But I'm skeptical. The iPhone 6 met pent-up customer demand for a phone with a larger screen. Apple looked at Samsung's success selling phones with larger screens, wisely cast aside Steve Jobs' former ruling that the iPhone's 4-inch screen was perfect, and boom — sales took off.
Where's the unmet demand this time? What are people buying from competitors that Apple doesn't offer?
This is the maturity of the smartphone market. When everybody who can afford a smartphone has one, nobody — not even Apple — will be able to speed up the natural replacement cycle of every two or three years.
By the way, Mac sales also went negative for the first time since mid-2013:
So what's next?
The Apple Watch is not the hit Apple needed. Apple didn't release sales figures for it, except to say that December was its best quarter ever, but the anecdotal evidence is pretty overwhelming. I live and work in the geekiest, most gadget-obsessed city in the US, but I never see anybody wearing an Apple Watch.
It may take off eventually as a link between a bunch of connected devices — the iPod was a slow-grower at first, too — but it's going to take awhile. Until Apple releases sales figures, we won't know.

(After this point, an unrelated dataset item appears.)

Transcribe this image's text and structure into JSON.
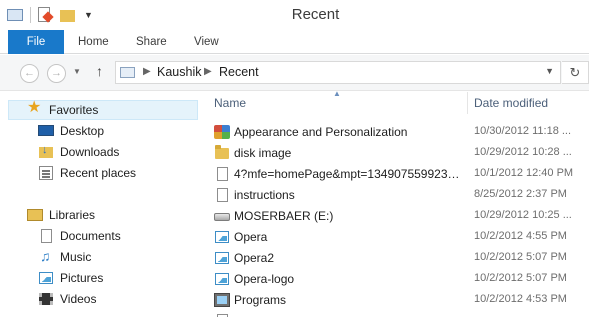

Same thing with Apple TV: nice product, slowly growing sales every quarter, but not particularly material to earnings. It's lumped with the Watch and Beats headphones in the "Other" category, which delivered $4.3 billion in revenue out of Apple's $75.9 billion in total.
So what's the next big thing? Cook hinted that cloud services might be the area of investment for Apple:

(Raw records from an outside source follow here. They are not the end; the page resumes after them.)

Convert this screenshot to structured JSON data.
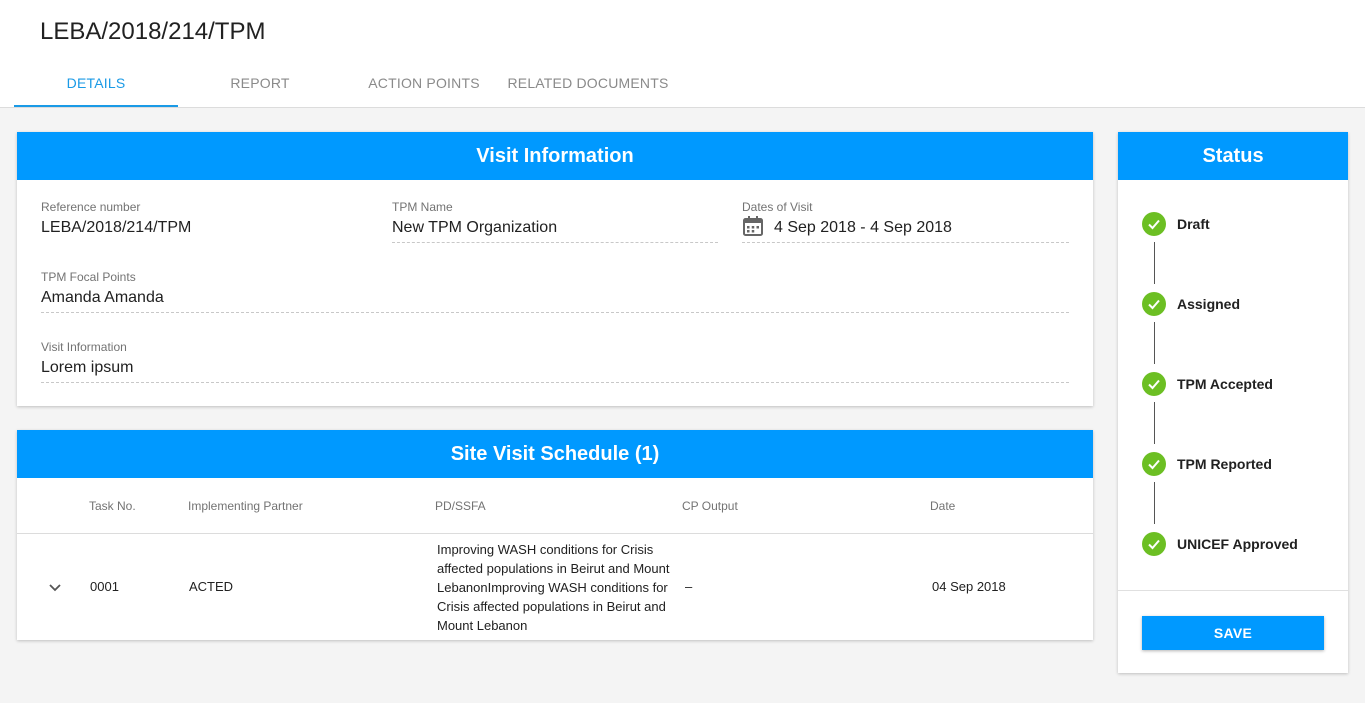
{
  "page": {
    "title": "LEBA/2018/214/TPM"
  },
  "tabs": [
    {
      "label": "DETAILS",
      "active": true
    },
    {
      "label": "REPORT",
      "active": false
    },
    {
      "label": "ACTION POINTS",
      "active": false
    },
    {
      "label": "RELATED DOCUMENTS",
      "active": false
    }
  ],
  "visit_info": {
    "title": "Visit Information",
    "fields": {
      "reference": {
        "label": "Reference number",
        "value": "LEBA/2018/214/TPM"
      },
      "tpm_name": {
        "label": "TPM Name",
        "value": "New TPM Organization"
      },
      "dates": {
        "label": "Dates of Visit",
        "value": "4 Sep 2018 - 4 Sep 2018",
        "icon": "calendar-icon"
      },
      "focal_points": {
        "label": "TPM Focal Points",
        "value": "Amanda Amanda"
      },
      "visit_information": {
        "label": "Visit Information",
        "value": "Lorem ipsum"
      }
    }
  },
  "schedule": {
    "title": "Site Visit Schedule (1)",
    "columns": [
      "Task No.",
      "Implementing Partner",
      "PD/SSFA",
      "CP Output",
      "Date"
    ],
    "rows": [
      {
        "task_no": "0001",
        "partner": "ACTED",
        "pd_ssfa_lines": [
          "Improving WASH conditions for Crisis",
          "affected populations in Beirut and Mount",
          "LebanonImproving WASH conditions for",
          "Crisis affected populations in Beirut and",
          "Mount Lebanon"
        ],
        "cp_output": "–",
        "date": "04 Sep 2018",
        "expand_icon": "chevron-down-icon"
      }
    ]
  },
  "status": {
    "title": "Status",
    "steps": [
      {
        "label": "Draft",
        "done": true
      },
      {
        "label": "Assigned",
        "done": true
      },
      {
        "label": "TPM Accepted",
        "done": true
      },
      {
        "label": "TPM Reported",
        "done": true
      },
      {
        "label": "UNICEF Approved",
        "done": true
      }
    ],
    "save_label": "SAVE"
  },
  "colors": {
    "accent": "#0099ff",
    "tab_active": "#1a9ae6",
    "status_done": "#6cbf23"
  }
}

In terms of our future plans, I wouldn't want to comment about any particular thing, but obviously with breaking this out, we wouldn't be breaking it out if it wasn't an area that was very important to us in the future.
He could be alluding to Apple's long-rumored streaming TV service, which could offer smaller bundles of TV channels that people really want for a cheaper price than cable TV. But Apple needs to finish signing the necessary content deals, or maybe buy a big media company like Time Warner. The future of TV may be coming, and Apple may deliver it, but it's not here yet.

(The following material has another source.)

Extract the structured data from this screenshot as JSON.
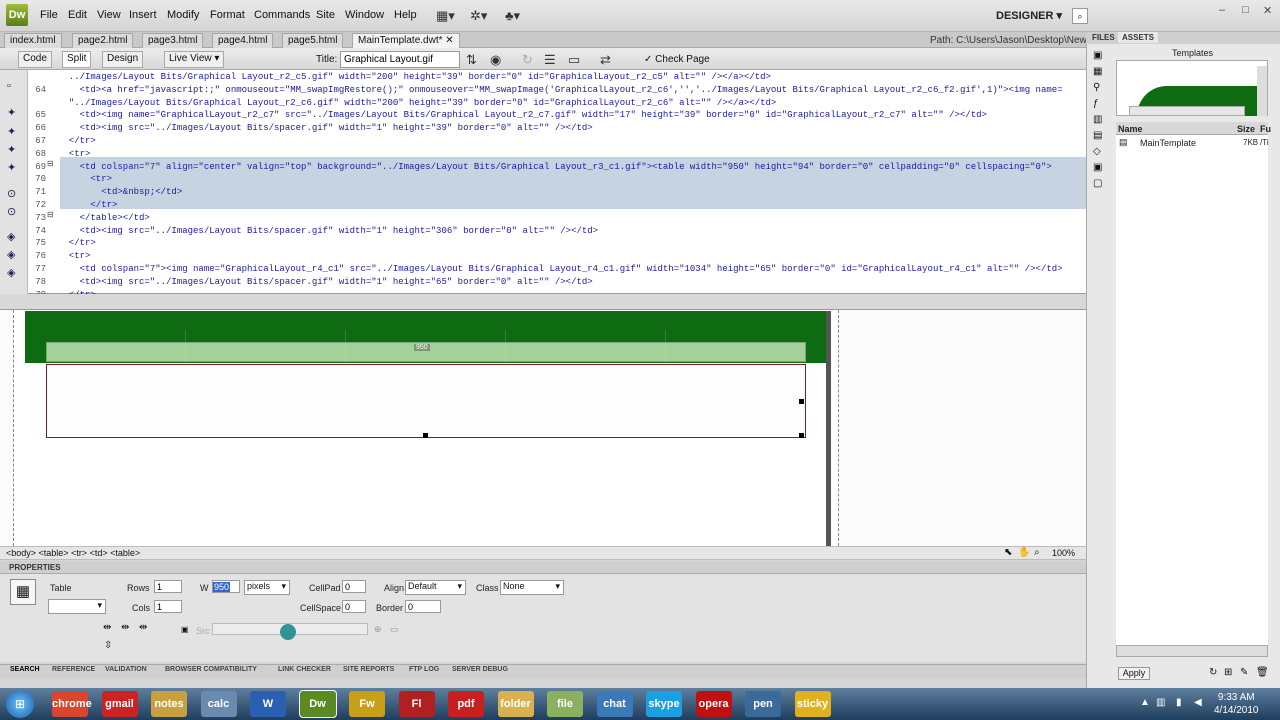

Plus, Apple's record with services is bad. Apple Maps still isn't as good as Google Maps. Siri works right about half the time. Also, iCloud is confoundingly frustrating — I just had a problem updating my iPhone software because my iCloud storage was full to capacity and they wanted me to buy more. I wasn't even aware I'd turned it on. And Apple Music is a buggy mess.
So I'm not convinced that Apple has the chops to deliver a world-changing online service — it never has. Great hardware, occasionally brilliant software, an unparalleled retail experience. But online services? Not so much.
Don't get me wrong: Apple is not in trouble. It just posted the biggest quarterly profit of any company in history. It has more than $200 billion in cash and investments sitting on its balance sheet. More than 1 billion Apple devices are being actively used right now, and Apple can theoretically sell services and downloads to all of them. It will continue to iterate on its existing hit products, particularly the iPhone, to keep people upgrading every two or three releases.
But for a company to keep growing at the rate Apple grew during the last decade, it can't just keep reworking the same old classics. It has to deliver new hits, too.